Revision breast surgery is a very broad term and covers a lot of breast surgery procedures. Most commonly, it relates to secondary or revision breast implant surgery but can be revisions of breast lifts (mastopexy), breast reductions, or breast reconstructions as well. Breast implant revision surgery is most common and is expected at some stage (hopefully after a long time) after breast augmentation surgery.
Breast revision surgery can be carried out for a number of reasons. It may be due to a problem with healing, infection, shape, symmetry, or scars after your first surgery. Or it may be due to a change or problem with your breast implant in the long-term such as the implant not sitting correctly (malposition), capsular contracture (build-up of thickened, tight scar tissue around the implant, implant rupture, implant discomfort, development of breast implant associated-anaplastic large cell lymphoma (BIA-ALCL) or breast implant associated-squamous cell carcinoma (BIA-SCC) (uncommon forms of cancer found in the capsules around breast implants), breast implant illness symptoms attributed to silicone implants. Breast implants are planned to last a long time after being placed but they are not life-long devices and usually need to be removed (with or without replacement) at some time in the future after breast augmentation. The average lifespan of a breast implant is 10 to 15 years. Some do not last quite so long, while others last many years longer without problems. Alternatively, the revision may be needed due to changes in your breast shape and size over time which can be due to pregnancy, breastfeeding, menopause, weight gain or loss and breast ageing or a problem with your breast shape, size or symmetry after mastopexy (breast lift) or breast reduction surgery.

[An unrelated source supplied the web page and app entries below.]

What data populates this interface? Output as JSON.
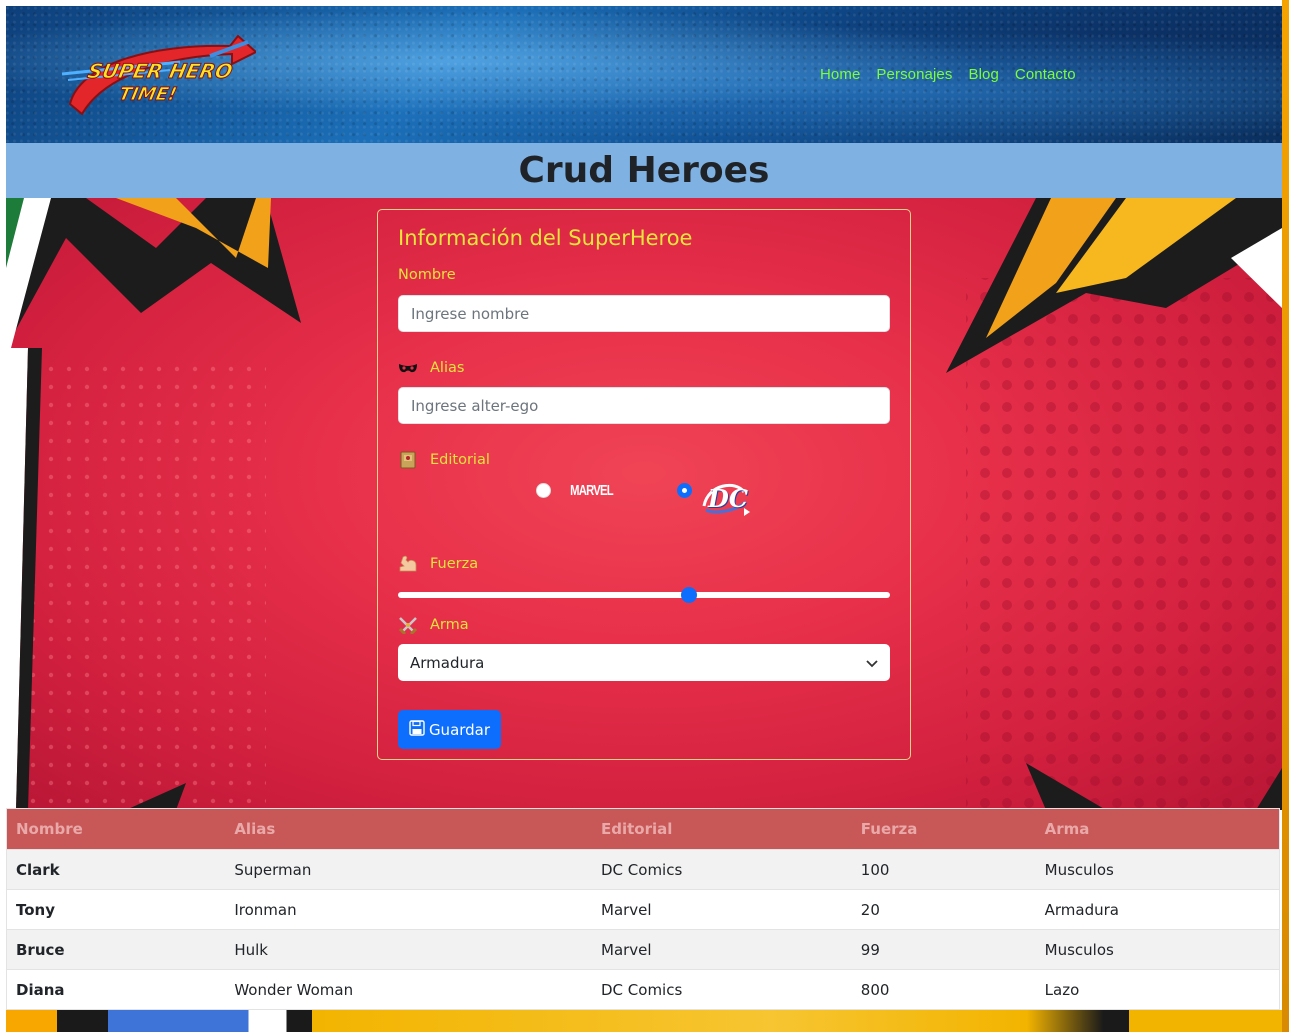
{
  "header": {
    "logo": {
      "line1": "SUPER HERO",
      "line2": "TIME!"
    },
    "nav": [
      {
        "label": "Home"
      },
      {
        "label": "Personajes"
      },
      {
        "label": "Blog"
      },
      {
        "label": "Contacto"
      }
    ]
  },
  "page_title": "Crud Heroes",
  "form": {
    "title": "Información del SuperHeroe",
    "nombre": {
      "label": "Nombre",
      "placeholder": "Ingrese nombre",
      "value": ""
    },
    "alias": {
      "label": "Alias",
      "icon": "mask-icon",
      "placeholder": "Ingrese alter-ego",
      "value": ""
    },
    "editorial": {
      "label": "Editorial",
      "icon": "book-icon",
      "options": [
        {
          "logo_text": "MARVEL",
          "checked": false
        },
        {
          "logo_text": "DC",
          "checked": true
        }
      ]
    },
    "fuerza": {
      "label": "Fuerza",
      "icon": "flexed-biceps-icon",
      "value_fraction": 0.595
    },
    "arma": {
      "label": "Arma",
      "icon": "crossed-swords-icon",
      "selected": "Armadura"
    },
    "save_label": "Guardar"
  },
  "table": {
    "headers": [
      "Nombre",
      "Alias",
      "Editorial",
      "Fuerza",
      "Arma"
    ],
    "rows": [
      [
        "Clark",
        "Superman",
        "DC Comics",
        "100",
        "Musculos"
      ],
      [
        "Tony",
        "Ironman",
        "Marvel",
        "20",
        "Armadura"
      ],
      [
        "Bruce",
        "Hulk",
        "Marvel",
        "99",
        "Musculos"
      ],
      [
        "Diana",
        "Wonder Woman",
        "DC Comics",
        "800",
        "Lazo"
      ]
    ]
  },
  "colors": {
    "nav_link": "#7CFF3A",
    "title_bar": "#7fb2e3",
    "label": "#e5e43a",
    "primary": "#0d6efd",
    "table_header": "#c85758"
  }
}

A second surgery to symmetries breasts after reconstruction or to transfer more fat (lipoaugmentation) or in complex asymmetry or developmental shapes are not usually considered revisions as they can be predicted to be needed quite commonly in these procedures. In these cases, it is better to view the surgery as a second stage rather than a revision.
Revision breast surgery can vary from minor scar or shape adjustments to full reshaping and resizing of your breast. It will depend on the reasons behind the revision and your breast size, shape, and goals of surgery. If your revision involves breast augmentation using implants or fat, breast lift (mastopexy), or breast reduction, there will be additional information on other breast procedure pages on this site as well.
Light dressings and a support bra will be needed afterward. Support bras are usually advised to be worn between one and three months after surgery. You will also be advised on the care of your breast scars while they heal and fade. The exact aftercare instructions will depend on whether you had implant removal alone or combined with other breast procedures.
Ensure you consider all aspects of a procedure. You can speak to your surgeon about these areas of the surgery in more detail during a consultation.
0.5 to 4 hours depending on the planned procedure
May be general anaesthesia or local anaesthesia depending on the procedure planned
Day surgery unless combined with other procedures that require an overnight stay or a complex breast flap reconstruction
Risks can include early risks of surgery such as bleeding, infection, seroma (fluid build-up), wound healing problems, clots in your leg veins, and breast risks such as the altered sensation of the nipple (usually numbness but can be oversensitivity, usually temporary but can be permanent), asymmetry, recurrence of lax, sagging tissue, loss of tissue including the nipple and areola and poor scarring. If implants are placed, implant risks such as capsular contracture (tight scar tissue around the implant), implants not sitting in the correct position, implant rupture, development of breast implant associated-anaplastic large cell lymphoma (BIA-ALCL) or breast implant associated-squamous cell carcinoma (BIA-SCC) (uncommon forms of cancer found in the capsules around breast implants), breast implant illness symptoms are also considerations.
Risks can be reduced by having your surgery at a healthy and steady weight, planning your surgery in relation to pregnancies and your lifestyle, avoiding nicotine in the run-up to recovery from your surgery, optimizing any health conditions e.g. diabetes, and following your surgeon’s aftercare advice.
This will vary depending on the exact procedure undertaken. It may simply be a small area of your breasts that is tender and requiring a light dressing. But if a full breast revision, your breasts will be swollen, tight and tender particularly in the first two weeks, but usually up to six weeks. Your breast tissue will gradually soften as you heal and as the swelling goes down. Depending on the exact surgery, you may have to allow some time for the final shape and implant position to take place. You may have to adjust to a change in the shape or size of your breasts. You will need to wear a support bra and look after your scars as your surgeon advised. One to two weeks off work is usual. Return to exercise is after six to eight weeks.
Results are long-lasting but are affected by weight gain, weight loss, and hormonal changes such as pregnancy or breastfeeding. The average lifespan of a breast implant is 10 to 15 years so you will need to allow for future surgeries to change your implant if replaced. Breast ageing will continue as well. Mammograms and other breast scans can be performed once you have healed but you should notify the radiographer of your previous/current implants and surgery.